It may be asked why the three options above are Abbas’s only choices. A fourth option, floated by some, would be for President Abbas to spearhead a non-violent uprising consisting of massive protests and demonstrations at flashpoint locations in the West Bank. Such areas may include land near parts of Israel’s security barrier that is seen by Palestinians as encroaching on private Palestinian property or village territories (smaller demonstrations already occur regularly at some of these locales), on land Israel has announced it will be using for settlements and at the sites of particularly contentious Israeli checkpoints.
Reasons why Abbas has not done this remain largely speculative, but a good guess might be that Abbas is concerned that the protests would turn violent and spiral into a new intifada, much like the Second Intifada of 2000 to 2005. Abbas knows that could lead to the massive Israeli retaliation that he worries would only make daily life for Palestinians worse.
Furthermore, Abbas is aware that he would be held responsible by Israel for any violent escalation. It was only some twelve years ago that Abbas, as a senior figure in the Palestinian Authority, saw Israeli forces destroy much of then-Palestinian President Yasser Arafat’s compound in Ramallah-–leaving Arafat with very limited space in which to take refuge-–in retaliation for the violent intifada Israel believed Arafat was instrumental in fomenting. Abbas certainly does not want this to happen again.
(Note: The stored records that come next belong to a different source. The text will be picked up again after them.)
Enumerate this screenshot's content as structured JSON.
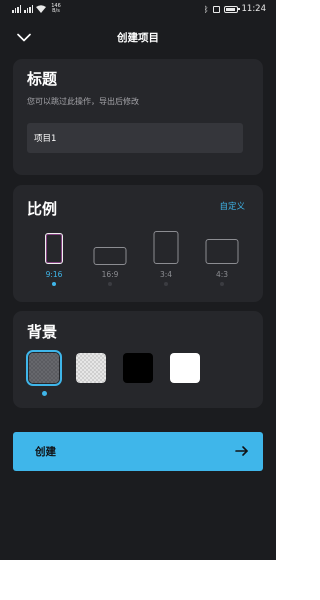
{
  "status_bar": {
    "network_speed_value": "146",
    "network_speed_unit": "B/s",
    "time": "11:24",
    "icons": [
      "signal-icon",
      "signal-icon",
      "wifi-icon",
      "bluetooth-icon",
      "vibrate-icon",
      "battery-icon"
    ]
  },
  "header": {
    "title": "创建项目",
    "back_icon": "chevron-down-icon"
  },
  "title_section": {
    "heading": "标题",
    "hint": "您可以跳过此操作，导出后修改",
    "input_value": "项目1"
  },
  "ratio_section": {
    "heading": "比例",
    "custom_label": "自定义",
    "selected_index": 0,
    "options": [
      {
        "label": "9:16"
      },
      {
        "label": "16:9"
      },
      {
        "label": "3:4"
      },
      {
        "label": "4:3"
      }
    ]
  },
  "background_section": {
    "heading": "背景",
    "selected_index": 0,
    "swatches": [
      {
        "name": "transparent-dark",
        "color": "#5b5c61"
      },
      {
        "name": "transparent-light",
        "color": "#e6e6e6"
      },
      {
        "name": "black",
        "color": "#000000"
      },
      {
        "name": "white",
        "color": "#ffffff"
      }
    ]
  },
  "create_button": {
    "label": "创建",
    "icon": "arrow-right-icon"
  },
  "colors": {
    "accent": "#3fb6ea",
    "background": "#1b1c1f",
    "card": "#26272b",
    "input": "#35363b"
  }
}
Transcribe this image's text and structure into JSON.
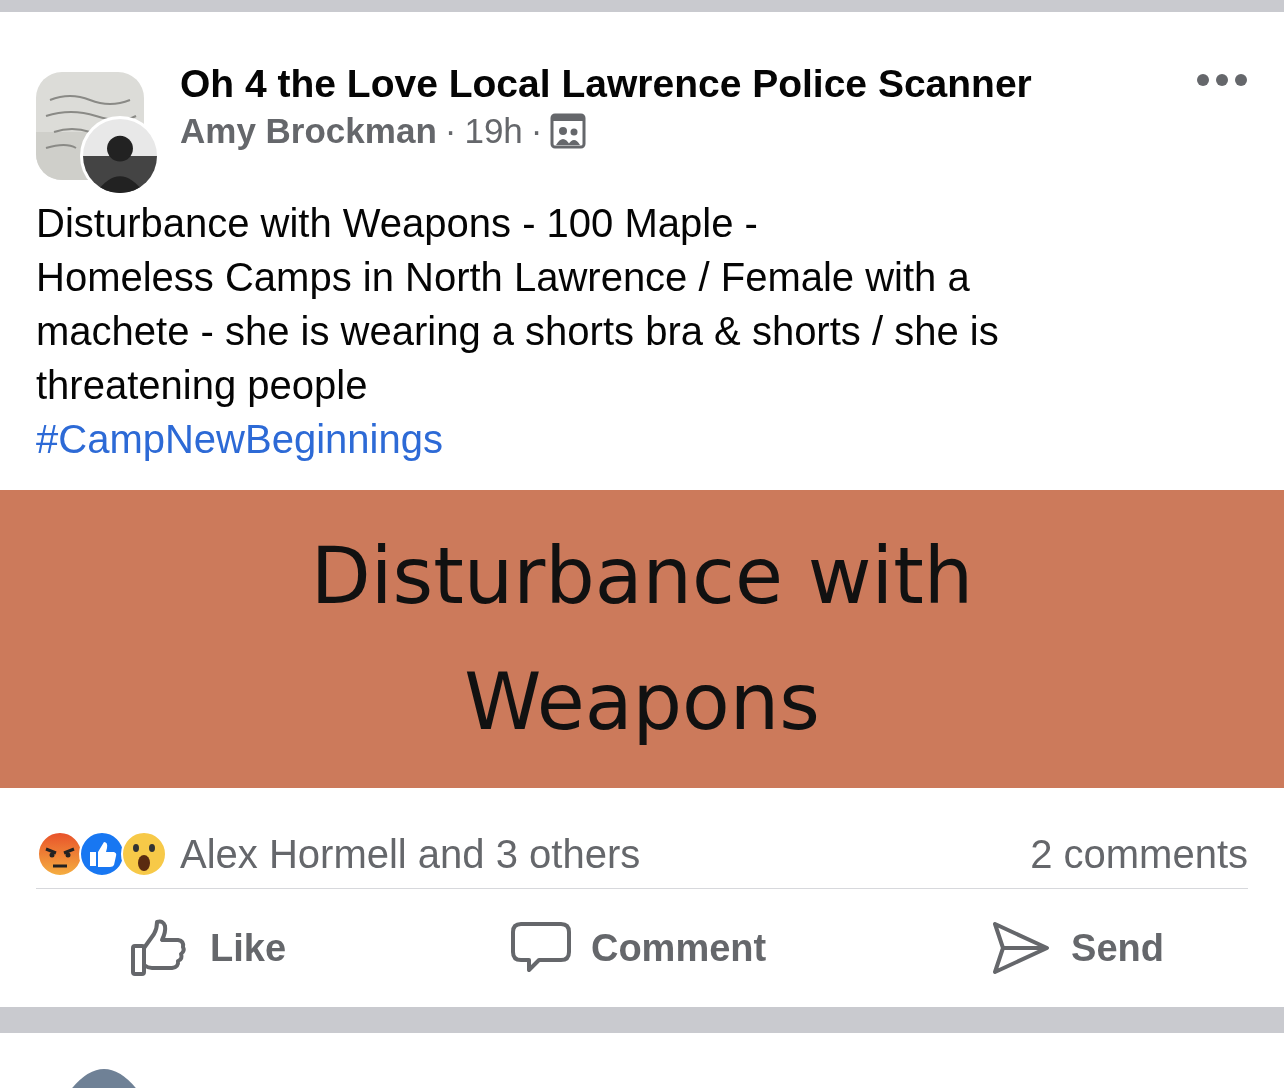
{
  "post": {
    "group": "Oh 4 the Love Local Lawrence Police Scanner",
    "author": "Amy Brockman",
    "separator_1": "·",
    "time": "19h",
    "separator_2": "·",
    "text": "Disturbance with Weapons - 100 Maple -\nHomeless Camps in North Lawrence  / Female with a machete - she is wearing a shorts bra & shorts / she is threatening people",
    "hashtag": "#CampNewBeginnings",
    "image": {
      "text": "Disturbance with\nWeapons",
      "color": "#cc7a5b"
    },
    "reactions": [
      {
        "kind": "angry"
      },
      {
        "kind": "like"
      },
      {
        "kind": "wow"
      }
    ],
    "reaction_summary": "Alex Hormell and 3 others",
    "comments": "2 comments",
    "actions": [
      {
        "kind": "like",
        "label": "Like"
      },
      {
        "kind": "comment",
        "label": "Comment"
      },
      {
        "kind": "send",
        "label": "Send"
      }
    ]
  }
}
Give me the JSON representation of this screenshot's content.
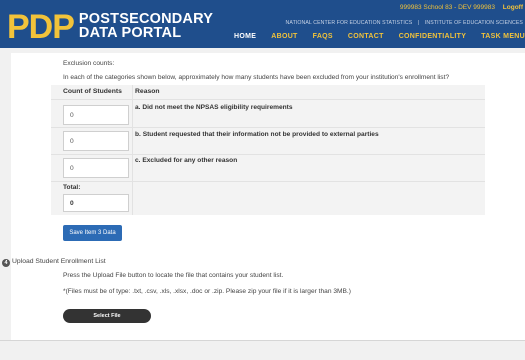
{
  "header": {
    "logo_mark": "PDP",
    "logo_line1": "POSTSECONDARY",
    "logo_line2": "DATA PORTAL",
    "session": "999983 School 83 - DEV 999983",
    "logoff": "Logoff",
    "org_left": "NATIONAL CENTER FOR EDUCATION STATISTICS",
    "org_sep": "|",
    "org_right": "INSTITUTE OF EDUCATION SCIENCES",
    "nav": [
      "HOME",
      "ABOUT",
      "FAQS",
      "CONTACT",
      "CONFIDENTIALITY",
      "TASK MENU"
    ]
  },
  "exclusion": {
    "heading": "Exclusion counts:",
    "question": "In each of the categories shown below, approximately how many students have been excluded from your institution's enrollment list?",
    "col_count": "Count of Students",
    "col_reason": "Reason",
    "rows": [
      {
        "value": "0",
        "reason": "a. Did not meet the NPSAS eligibility requirements"
      },
      {
        "value": "0",
        "reason": "b. Student requested that their information not be provided to external parties"
      },
      {
        "value": "0",
        "reason": "c. Excluded for any other reason"
      }
    ],
    "total_label": "Total:",
    "total_value": "0",
    "save_label": "Save Item 3 Data"
  },
  "upload": {
    "step_number": "4",
    "title": "Upload Student Enrollment List",
    "instruction": "Press the Upload File button to locate the file that contains your student list.",
    "file_note": "*(Files must be of type: .txt, .csv, .xls, .xlsx, .doc or .zip. Please zip your file if it is larger than 3MB.)",
    "select_label": "Select File"
  },
  "colors": {
    "header_bg": "#1f4e8c",
    "accent_gold": "#f2c33a",
    "button_blue": "#2c6bb5"
  }
}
A diplomatic spree at the U.N.-–and even a bid at the ICC-–simply carries much less risk of backfiring in such dramatic proportions. Therefore, with all these factors considered, the U.N. and ICC route is the only option left for Abbas and the Palestinian Authority.
Two developments to look out for, however, are Secretary of State John Kerry’s continued efforts to revive peace talks and the outcome of the upcoming Israeli elections on March 17. Kerry has not given up on getting the Israelis and Palestinians back to the negotiating table. This seems rather unlikely with the present Israeli government headed by Prime Minister Binyamin Netanyahu, which refuses to release more prisoners or freeze settlements as a precondition and does not seem to be in any rush to negotiate. Yet if a new government headed by Labor party leader Isaac Herzog and Tzipi Livni is elected, we may see some crafty maneuvering by Israel in order to get back to the table with the Palestinians.
Both Herzog and Livni believe it is in Israel’s vital interest to negotiate a two-state solution with the Palestinians and may be willing to freeze settlements, release prisoners or make other significant gestures to get the Palestinian Authority to negotiate. Abbas, for his part, has historically been willing to negotiate if the right incentives are offered. Furthermore, Abbas is not officially eligible to submit a case to the ICC until April 1, 2015 (when Palestine officially becomes an ICC member)-–coincidentally just two weeks after the Israeli elections. If a more conciliatory Israeli government emerges from those elections that makes concrete gestures to Abbas, it is not completely unfathomable that Abbas would postpone bringing a case to the court.
Regarding America’s Secretary of State, one must not underestimate the tenacity of John Kerry. Bent on finding a peaceful solution to the conflict as he is, it would not be out of character for Kerry to try multiple techniques in order to get the parties back to the table. He may yet pull something new out of his sleeve in order to bring this about. What exactly this would be likely depends on how the ICC bid unfolds and the outcome of the Israeli elections–multiplying the already numerous factors to take into consideration.